Chinese Communist Party leader and President Xi Jinping has renewed his government’s commitment to allowing Hong Kong to manage its own affairs amid continuing anti-government protests in the semi-autonomous Chinese territory.
Mr Xi made his remarks at a reception on the eve of a massive celebration of the People’s Republic’s 70th anniversary that threatens to be marred by clashes between police and anti-government demonstrators in Hong Kong.
Demonstrators and police clashed for a second straight day on Sunday in Hong Kong, sparking further chaos in the city’s business and shopping belt and drawing fears of more ugly scenes during the week-long National Day holiday.
“We will continue to fully and faithfully implement the principles of ‘One country, two systems’ (and) ‘Hong Kong people administering Hong Kong’,” he said.
China’s approach is to ensure that Hong Kong and its fellow semi-autonomous region of Macao “prosper and progress alongside the mainland and embrace an even brighter future”, Xi said.
Earlier on Monday, Xi led other top officials in paying respects to the founder of the Communist state, Mao Zedong, ahead of the massive celebrations emphasising China’s rise to global prominence.
The unusual move saw Xi bow three times to Mao’s statue at his mausoleum in the centre of Beijing’s Tiananmen Square and pay his respects to Mao’s embalmed corpse, which has lain in state in the hulking chamber since soon after his death in 1976.
It was believed to be the first visit to the mausoleum by Xi and other officials since 2013, the 120th anniversary of Mao’s birth.
Xi also ascended the nearby Monument to the People’s Heroes to pay further tribute on what has been designated Martyr’s Day, just ahead of Tuesday’s National Day festivities, which will be marked by a massive military parade through the centre of the city of 20 million people.
Along with other top party officials, more than 4000 Chinese, including elderly military veterans and retired senior officials, “relatives of martyrs, honorees of national medals and honorary titles,” and members of the party’s youth organisation visited the monument to lay flowers and wreaths.

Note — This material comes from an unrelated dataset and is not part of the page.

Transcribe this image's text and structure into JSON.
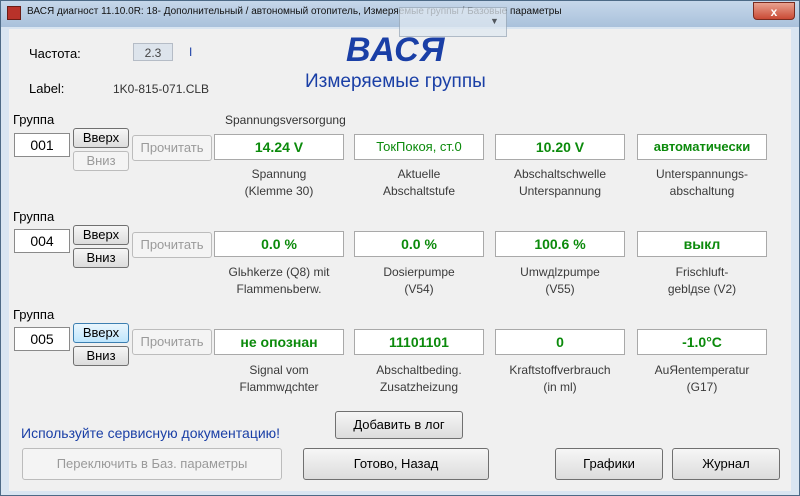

September 30 was designated Martyr’s Day by China’s legislature in 2014, a year after Mr Xi became president and began redoubling propaganda efforts to promote patriotism and glorify the party, as well as to cultivate a cult of personality surrounding himself unseen since the time of Mao.
The nationwide celebrations seek to highlight China’s enormous transformation from an impoverished state ravaged by Japan’s Second World War invasion and a following civil war into the world’s second-largest economy.
China now sits on the cutting edge of breakthrough technologies such as artificial intelligence and 5G communications and its growing military and diplomatic clout increasingly challenges US leadership.
On Tuesday, Mr Xi is expected to preside from atop Tiananmen Gate over a parade that will display China’s rapidly developing arsenal, possibly including the nuclear-capable Dongfeng 41 missile that could reach the United States in 30 minutes.
Plans call for 15,000 troops, more than 160 aircraft and 580 pieces of military equipment to take part in the event.
The display of military prowess is seen as a way to underscore Beijing’s ambition to enforce claims to self-governing Taiwan, virtually the entire South China Sea and territory held by Japan.
The anniversary comes as China appears more stable than ever, 30 years after the party used its military to crush a pro-democracy movement centred on Tiananmen Square.